● **PROMPT**: The data below should be printed in full, exactly, and without any of its images.

===== DATA EXTRACT =====

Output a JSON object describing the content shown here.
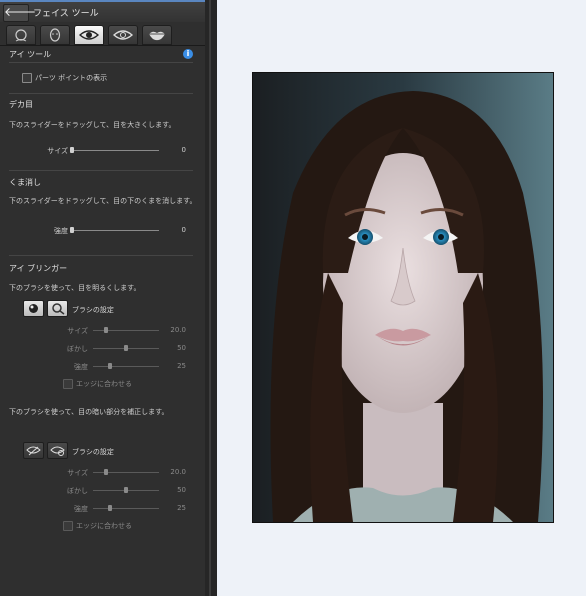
{
  "header": {
    "title": "フェイス ツール",
    "back_icon": "arrow-left-icon"
  },
  "tabs": [
    {
      "name": "face-tab",
      "icon": "face-outline-icon"
    },
    {
      "name": "face-shaper-tab",
      "icon": "face-shape-icon"
    },
    {
      "name": "eye-tab",
      "icon": "eye-icon",
      "active": true
    },
    {
      "name": "eye-bags-tab",
      "icon": "eye-outline-icon"
    },
    {
      "name": "lips-tab",
      "icon": "lips-icon"
    }
  ],
  "eye_tools": {
    "title": "アイ ツール",
    "info_icon": "info-icon",
    "show_parts_label": "パーツ ポイントの表示"
  },
  "big_eye": {
    "title": "デカ目",
    "hint": "下のスライダーをドラッグして、目を大きくします。",
    "slider": {
      "label": "サイズ",
      "value": "0",
      "level": 0
    }
  },
  "dark_circles": {
    "title": "くま消し",
    "hint": "下のスライダーをドラッグして、目の下のくまを消します。",
    "slider": {
      "label": "強度",
      "value": "0",
      "level": 0
    }
  },
  "eye_brightener": {
    "title": "アイ ブリンガー",
    "hint1": "下のブラシを使って、目を明るくします。",
    "brush_settings_label": "ブラシの設定",
    "sliders1": [
      {
        "label": "サイズ",
        "value": "20.0",
        "level": 0.2
      },
      {
        "label": "ぼかし",
        "value": "50",
        "level": 0.5
      },
      {
        "label": "強度",
        "value": "25",
        "level": 0.25
      }
    ],
    "fit_edge_label": "エッジに合わせる",
    "hint2": "下のブラシを使って、目の暗い部分を補正します。",
    "brush_settings_label2": "ブラシの設定",
    "sliders2": [
      {
        "label": "サイズ",
        "value": "20.0",
        "level": 0.2
      },
      {
        "label": "ぼかし",
        "value": "50",
        "level": 0.5
      },
      {
        "label": "強度",
        "value": "25",
        "level": 0.25
      }
    ],
    "fit_edge_label2": "エッジに合わせる"
  },
  "colors": {
    "accent": "#5a86c0",
    "panel": "#2f2f2f",
    "canvas": "#eef2f8"
  }
}
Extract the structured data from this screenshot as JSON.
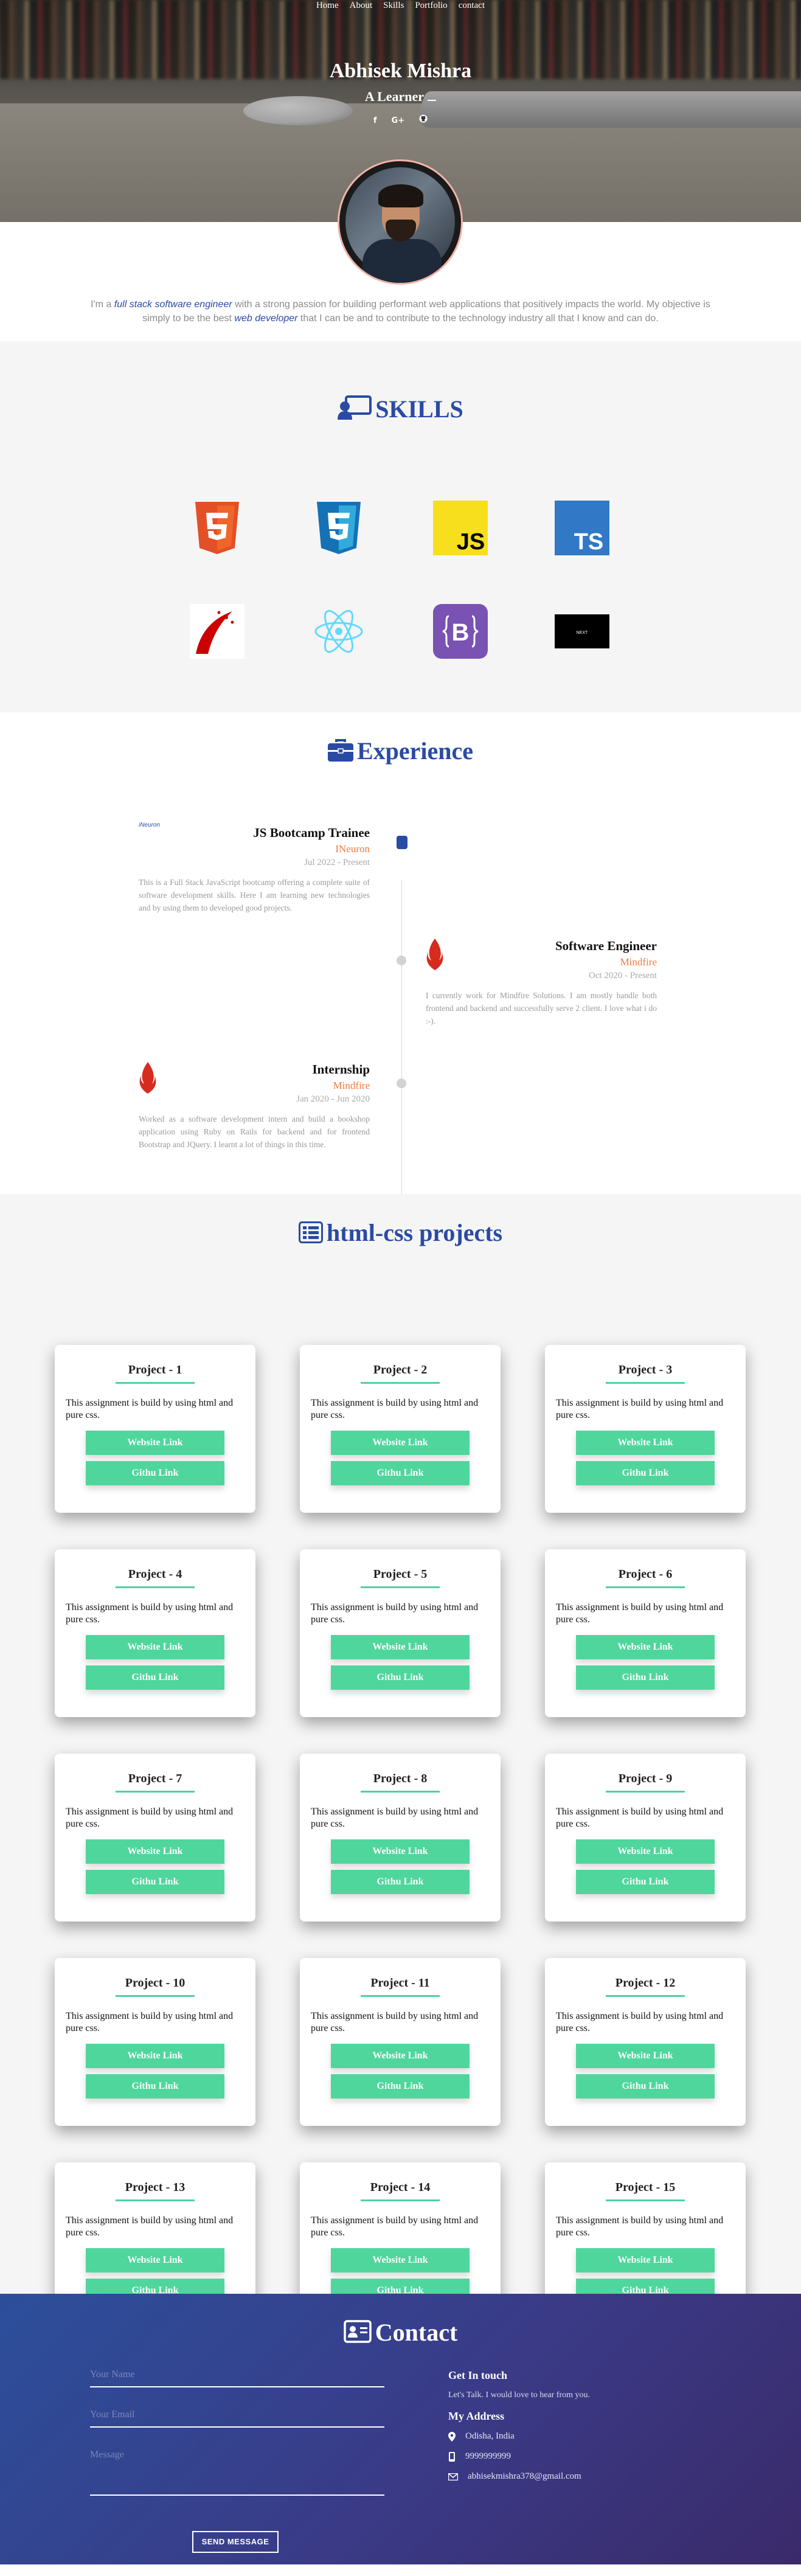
{
  "nav": {
    "items": [
      "Home",
      "About",
      "Skills",
      "Portfolio",
      "contact"
    ]
  },
  "hero": {
    "name": "Abhisek Mishra",
    "role": "A Learner",
    "socials": [
      "f",
      "G+",
      "gh"
    ]
  },
  "intro": {
    "p1": "I'm a ",
    "e1": "full stack software engineer",
    "p2": " with a strong passion for building performant web applications that positively impacts the world. My objective is simply to be the best ",
    "e2": "web developer",
    "p3": " that I can be and to contribute to the technology industry all that I know and can do."
  },
  "skills": {
    "title": "SKILLS",
    "items": [
      "html5-icon",
      "css3-icon",
      "js-icon",
      "ts-icon",
      "rails-icon",
      "react-icon",
      "bootstrap-icon",
      "nextjs-icon"
    ],
    "ts_label": "TS",
    "js_label": "JS",
    "bs_label": "B",
    "next_label": "NEXT"
  },
  "experience": {
    "title": "Experience",
    "items": [
      {
        "logo_text": "iNeuron",
        "role": "JS Bootcamp Trainee",
        "company": "INeuron",
        "date": "Jul 2022 - Present",
        "desc": "This is a Full Stack JavaScript bootcamp offering a complete suite of software development skills. Here I am learning new technologies and by using them to developed good projects."
      },
      {
        "role": "Software Engineer",
        "company": "Mindfire",
        "date": "Oct 2020 - Present",
        "desc": "I currently work for Mindfire Solutions. I am mostly handle both frontend and backend and successfully serve 2 client. I love what i do :-)."
      },
      {
        "role": "Internship",
        "company": "Mindfire",
        "date": "Jan 2020 - Jun 2020",
        "desc": "Worked as a software development intern and build a bookshop application using Ruby on Rails for backend and for frontend Bootstrap and JQuery. I learnt a lot of things in this time."
      }
    ]
  },
  "projects": {
    "title": "html-css projects",
    "description": "This assignment is build by using html and pure css.",
    "website_label": "Website Link",
    "github_label": "Githu Link",
    "items": [
      "Project - 1",
      "Project - 2",
      "Project - 3",
      "Project - 4",
      "Project - 5",
      "Project - 6",
      "Project - 7",
      "Project - 8",
      "Project - 9",
      "Project - 10",
      "Project - 11",
      "Project - 12",
      "Project - 13",
      "Project - 14",
      "Project - 15"
    ]
  },
  "contact": {
    "title": "Contact",
    "name_placeholder": "Your Name",
    "email_placeholder": "Your Email",
    "message_placeholder": "Message",
    "send_label": "SEND MESSAGE",
    "get_in_touch": "Get In touch",
    "tagline": "Let's Talk. I would love to hear from you.",
    "address_heading": "My Address",
    "location": "Odisha, India",
    "phone": "9999999999",
    "email": "abhisekmishra378@gmail.com"
  },
  "colors": {
    "accent": "#2a4ba3",
    "orange": "#f07b3f",
    "green": "#4fd69c"
  }
}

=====

● **OUTPUT FOR THIS TASK**:
Output a JSON object describing the content shown here.
{
  "header": {
    "title": "フェイス ツール",
    "back_icon": "arrow-left-icon"
  },
  "tabs": [
    {
      "name": "face-tab",
      "icon": "face-outline-icon"
    },
    {
      "name": "face-shaper-tab",
      "icon": "face-shape-icon"
    },
    {
      "name": "eye-tab",
      "icon": "eye-icon",
      "active": true
    },
    {
      "name": "eye-bags-tab",
      "icon": "eye-outline-icon"
    },
    {
      "name": "lips-tab",
      "icon": "lips-icon"
    }
  ],
  "eye_tools": {
    "title": "アイ ツール",
    "info_icon": "info-icon",
    "show_parts_label": "パーツ ポイントの表示"
  },
  "big_eye": {
    "title": "デカ目",
    "hint": "下のスライダーをドラッグして、目を大きくします。",
    "slider": {
      "label": "サイズ",
      "value": "0",
      "level": 0
    }
  },
  "dark_circles": {
    "title": "くま消し",
    "hint": "下のスライダーをドラッグして、目の下のくまを消します。",
    "slider": {
      "label": "強度",
      "value": "0",
      "level": 0
    }
  },
  "eye_brightener": {
    "title": "アイ ブリンガー",
    "hint1": "下のブラシを使って、目を明るくします。",
    "brush_settings_label": "ブラシの設定",
    "sliders1": [
      {
        "label": "サイズ",
        "value": "20.0",
        "level": 0.2
      },
      {
        "label": "ぼかし",
        "value": "50",
        "level": 0.5
      },
      {
        "label": "強度",
        "value": "25",
        "level": 0.25
      }
    ],
    "fit_edge_label": "エッジに合わせる",
    "hint2": "下のブラシを使って、目の暗い部分を補正します。",
    "brush_settings_label2": "ブラシの設定",
    "sliders2": [
      {
        "label": "サイズ",
        "value": "20.0",
        "level": 0.2
      },
      {
        "label": "ぼかし",
        "value": "50",
        "level": 0.5
      },
      {
        "label": "強度",
        "value": "25",
        "level": 0.25
      }
    ],
    "fit_edge_label2": "エッジに合わせる"
  },
  "colors": {
    "accent": "#5a86c0",
    "panel": "#2f2f2f",
    "canvas": "#eef2f8"
  }
}
Extract the structured data from this screenshot as JSON.
{
  "nav": {
    "items": [
      "Home",
      "About",
      "Skills",
      "Portfolio",
      "contact"
    ]
  },
  "hero": {
    "name": "Abhisek Mishra",
    "role": "A Learner",
    "socials": [
      "f",
      "G+",
      "gh"
    ]
  },
  "intro": {
    "p1": "I'm a ",
    "e1": "full stack software engineer",
    "p2": " with a strong passion for building performant web applications that positively impacts the world. My objective is simply to be the best ",
    "e2": "web developer",
    "p3": " that I can be and to contribute to the technology industry all that I know and can do."
  },
  "skills": {
    "title": "SKILLS",
    "items": [
      "html5-icon",
      "css3-icon",
      "js-icon",
      "ts-icon",
      "rails-icon",
      "react-icon",
      "bootstrap-icon",
      "nextjs-icon"
    ],
    "ts_label": "TS",
    "js_label": "JS",
    "bs_label": "B",
    "next_label": "NEXT"
  },
  "experience": {
    "title": "Experience",
    "items": [
      {
        "logo_text": "iNeuron",
        "role": "JS Bootcamp Trainee",
        "company": "INeuron",
        "date": "Jul 2022 - Present",
        "desc": "This is a Full Stack JavaScript bootcamp offering a complete suite of software development skills. Here I am learning new technologies and by using them to developed good projects."
      },
      {
        "role": "Software Engineer",
        "company": "Mindfire",
        "date": "Oct 2020 - Present",
        "desc": "I currently work for Mindfire Solutions. I am mostly handle both frontend and backend and successfully serve 2 client. I love what i do :-)."
      },
      {
        "role": "Internship",
        "company": "Mindfire",
        "date": "Jan 2020 - Jun 2020",
        "desc": "Worked as a software development intern and build a bookshop application using Ruby on Rails for backend and for frontend Bootstrap and JQuery. I learnt a lot of things in this time."
      }
    ]
  },
  "projects": {
    "title": "html-css projects",
    "description": "This assignment is build by using html and pure css.",
    "website_label": "Website Link",
    "github_label": "Githu Link",
    "items": [
      "Project - 1",
      "Project - 2",
      "Project - 3",
      "Project - 4",
      "Project - 5",
      "Project - 6",
      "Project - 7",
      "Project - 8",
      "Project - 9",
      "Project - 10",
      "Project - 11",
      "Project - 12",
      "Project - 13",
      "Project - 14",
      "Project - 15"
    ]
  },
  "contact": {
    "title": "Contact",
    "name_placeholder": "Your Name",
    "email_placeholder": "Your Email",
    "message_placeholder": "Message",
    "send_label": "SEND MESSAGE",
    "get_in_touch": "Get In touch",
    "tagline": "Let's Talk. I would love to hear from you.",
    "address_heading": "My Address",
    "location": "Odisha, India",
    "phone": "9999999999",
    "email": "abhisekmishra378@gmail.com"
  },
  "colors": {
    "accent": "#2a4ba3",
    "orange": "#f07b3f",
    "green": "#4fd69c"
  }
}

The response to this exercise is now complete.